Goal of the exercise >> Collect all lines from the listing that include the string "heading".

Data shown >>
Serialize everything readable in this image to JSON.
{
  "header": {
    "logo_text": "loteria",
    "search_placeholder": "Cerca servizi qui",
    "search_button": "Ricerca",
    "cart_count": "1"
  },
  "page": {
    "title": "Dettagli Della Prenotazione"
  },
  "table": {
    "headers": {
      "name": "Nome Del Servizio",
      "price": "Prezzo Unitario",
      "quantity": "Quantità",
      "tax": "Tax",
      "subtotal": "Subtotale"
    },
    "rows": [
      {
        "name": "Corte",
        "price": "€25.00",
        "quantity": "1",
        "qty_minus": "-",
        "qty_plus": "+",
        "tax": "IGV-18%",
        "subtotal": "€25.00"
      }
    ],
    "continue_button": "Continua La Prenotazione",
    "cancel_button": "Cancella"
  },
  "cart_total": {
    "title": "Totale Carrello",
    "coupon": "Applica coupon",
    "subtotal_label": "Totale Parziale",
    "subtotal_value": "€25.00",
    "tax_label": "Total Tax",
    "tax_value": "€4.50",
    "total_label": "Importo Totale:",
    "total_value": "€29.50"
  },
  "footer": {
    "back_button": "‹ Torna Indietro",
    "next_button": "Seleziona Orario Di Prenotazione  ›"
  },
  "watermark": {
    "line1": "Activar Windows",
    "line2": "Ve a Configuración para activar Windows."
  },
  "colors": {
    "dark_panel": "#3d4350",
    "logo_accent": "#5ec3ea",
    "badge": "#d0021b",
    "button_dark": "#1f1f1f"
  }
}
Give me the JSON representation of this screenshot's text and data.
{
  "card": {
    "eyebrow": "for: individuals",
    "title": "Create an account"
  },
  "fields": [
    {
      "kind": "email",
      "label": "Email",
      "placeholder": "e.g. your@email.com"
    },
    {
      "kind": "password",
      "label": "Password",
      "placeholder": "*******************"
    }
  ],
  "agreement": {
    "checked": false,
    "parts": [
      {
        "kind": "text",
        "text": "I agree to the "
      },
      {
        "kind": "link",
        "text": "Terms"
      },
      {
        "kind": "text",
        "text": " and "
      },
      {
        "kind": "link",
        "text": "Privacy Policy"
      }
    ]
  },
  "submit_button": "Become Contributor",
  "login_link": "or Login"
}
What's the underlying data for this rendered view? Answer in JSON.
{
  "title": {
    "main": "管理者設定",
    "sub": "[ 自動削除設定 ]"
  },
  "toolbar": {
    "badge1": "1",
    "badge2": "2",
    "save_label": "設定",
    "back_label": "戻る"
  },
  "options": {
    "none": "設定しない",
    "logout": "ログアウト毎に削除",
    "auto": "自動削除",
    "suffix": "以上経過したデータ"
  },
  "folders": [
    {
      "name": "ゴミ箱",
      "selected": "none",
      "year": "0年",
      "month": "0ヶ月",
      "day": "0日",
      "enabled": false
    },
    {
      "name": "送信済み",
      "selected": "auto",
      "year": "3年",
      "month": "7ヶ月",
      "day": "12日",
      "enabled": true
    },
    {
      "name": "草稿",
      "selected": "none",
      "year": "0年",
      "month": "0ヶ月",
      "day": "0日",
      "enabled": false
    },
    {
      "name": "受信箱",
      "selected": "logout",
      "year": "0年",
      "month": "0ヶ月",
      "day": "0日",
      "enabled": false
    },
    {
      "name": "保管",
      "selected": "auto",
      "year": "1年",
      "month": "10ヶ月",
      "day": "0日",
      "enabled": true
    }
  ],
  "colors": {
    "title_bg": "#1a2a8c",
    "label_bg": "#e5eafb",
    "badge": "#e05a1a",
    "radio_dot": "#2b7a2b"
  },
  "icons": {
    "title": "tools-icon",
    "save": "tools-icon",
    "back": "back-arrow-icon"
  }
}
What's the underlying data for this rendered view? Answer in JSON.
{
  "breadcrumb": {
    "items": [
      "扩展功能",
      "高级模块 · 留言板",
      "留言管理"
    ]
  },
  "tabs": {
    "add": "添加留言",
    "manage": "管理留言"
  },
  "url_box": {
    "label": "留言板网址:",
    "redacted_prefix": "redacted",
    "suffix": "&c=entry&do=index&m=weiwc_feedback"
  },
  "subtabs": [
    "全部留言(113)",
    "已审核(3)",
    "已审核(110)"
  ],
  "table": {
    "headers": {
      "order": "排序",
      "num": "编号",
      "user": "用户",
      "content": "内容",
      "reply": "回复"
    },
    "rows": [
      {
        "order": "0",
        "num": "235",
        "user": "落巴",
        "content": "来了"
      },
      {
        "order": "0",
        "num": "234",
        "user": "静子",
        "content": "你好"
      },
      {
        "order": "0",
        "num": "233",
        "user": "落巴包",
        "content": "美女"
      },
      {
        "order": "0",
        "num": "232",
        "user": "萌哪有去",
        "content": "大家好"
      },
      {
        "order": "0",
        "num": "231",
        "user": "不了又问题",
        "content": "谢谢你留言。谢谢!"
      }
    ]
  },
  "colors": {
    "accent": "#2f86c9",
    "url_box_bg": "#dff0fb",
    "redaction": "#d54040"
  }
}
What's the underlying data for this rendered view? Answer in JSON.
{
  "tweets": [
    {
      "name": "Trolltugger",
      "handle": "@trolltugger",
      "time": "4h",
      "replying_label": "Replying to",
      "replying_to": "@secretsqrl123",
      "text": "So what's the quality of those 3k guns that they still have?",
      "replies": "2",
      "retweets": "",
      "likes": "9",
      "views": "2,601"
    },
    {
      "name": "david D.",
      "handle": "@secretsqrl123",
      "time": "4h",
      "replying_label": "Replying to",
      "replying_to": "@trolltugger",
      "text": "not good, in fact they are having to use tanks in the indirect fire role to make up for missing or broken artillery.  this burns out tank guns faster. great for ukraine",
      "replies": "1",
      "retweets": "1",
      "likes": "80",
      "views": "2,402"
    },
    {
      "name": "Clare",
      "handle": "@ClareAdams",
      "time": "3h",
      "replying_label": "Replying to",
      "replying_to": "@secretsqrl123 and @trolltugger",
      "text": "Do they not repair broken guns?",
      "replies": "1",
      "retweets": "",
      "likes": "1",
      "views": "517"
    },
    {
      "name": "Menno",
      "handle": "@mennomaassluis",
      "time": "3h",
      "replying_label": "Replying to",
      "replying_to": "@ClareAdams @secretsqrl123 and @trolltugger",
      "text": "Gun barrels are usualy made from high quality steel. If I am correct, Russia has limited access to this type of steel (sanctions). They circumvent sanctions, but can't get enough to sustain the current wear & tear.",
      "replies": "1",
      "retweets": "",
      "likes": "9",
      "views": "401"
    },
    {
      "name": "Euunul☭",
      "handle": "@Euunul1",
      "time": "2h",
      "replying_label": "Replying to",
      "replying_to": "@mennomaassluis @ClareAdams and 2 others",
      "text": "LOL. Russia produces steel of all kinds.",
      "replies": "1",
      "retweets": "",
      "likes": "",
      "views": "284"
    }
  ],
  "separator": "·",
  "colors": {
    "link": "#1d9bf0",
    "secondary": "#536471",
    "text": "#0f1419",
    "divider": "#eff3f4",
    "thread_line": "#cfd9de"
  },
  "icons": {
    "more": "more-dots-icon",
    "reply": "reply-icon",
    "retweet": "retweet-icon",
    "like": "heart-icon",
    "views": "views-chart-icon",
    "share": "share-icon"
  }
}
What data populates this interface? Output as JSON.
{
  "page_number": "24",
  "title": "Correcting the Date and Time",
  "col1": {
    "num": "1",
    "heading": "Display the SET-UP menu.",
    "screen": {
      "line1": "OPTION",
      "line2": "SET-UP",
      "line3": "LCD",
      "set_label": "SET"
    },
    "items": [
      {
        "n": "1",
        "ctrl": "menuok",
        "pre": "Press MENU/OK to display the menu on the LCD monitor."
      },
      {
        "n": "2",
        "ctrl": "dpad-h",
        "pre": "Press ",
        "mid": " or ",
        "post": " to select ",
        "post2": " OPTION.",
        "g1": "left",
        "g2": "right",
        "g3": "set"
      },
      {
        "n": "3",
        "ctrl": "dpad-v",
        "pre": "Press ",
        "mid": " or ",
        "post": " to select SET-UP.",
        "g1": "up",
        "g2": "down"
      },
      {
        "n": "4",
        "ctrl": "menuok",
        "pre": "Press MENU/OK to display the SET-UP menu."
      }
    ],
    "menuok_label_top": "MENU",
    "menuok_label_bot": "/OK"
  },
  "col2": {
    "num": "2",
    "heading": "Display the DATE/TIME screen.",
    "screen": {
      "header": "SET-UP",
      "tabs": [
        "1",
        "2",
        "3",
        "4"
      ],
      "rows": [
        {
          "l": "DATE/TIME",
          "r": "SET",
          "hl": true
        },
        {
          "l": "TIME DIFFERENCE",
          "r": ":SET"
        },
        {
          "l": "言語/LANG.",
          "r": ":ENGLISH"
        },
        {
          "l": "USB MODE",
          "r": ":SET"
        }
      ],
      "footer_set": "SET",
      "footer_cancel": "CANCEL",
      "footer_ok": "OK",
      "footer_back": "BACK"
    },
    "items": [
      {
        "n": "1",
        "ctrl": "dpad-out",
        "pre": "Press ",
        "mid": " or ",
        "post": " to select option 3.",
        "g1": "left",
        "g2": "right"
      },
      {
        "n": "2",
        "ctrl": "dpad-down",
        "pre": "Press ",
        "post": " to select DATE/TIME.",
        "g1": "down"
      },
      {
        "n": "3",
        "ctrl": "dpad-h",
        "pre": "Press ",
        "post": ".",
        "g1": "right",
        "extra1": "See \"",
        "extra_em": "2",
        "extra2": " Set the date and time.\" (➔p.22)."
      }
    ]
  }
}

Answer box >>
    "heading": "Display the SET-UP menu.",
    "heading": "Display the DATE/TIME screen.",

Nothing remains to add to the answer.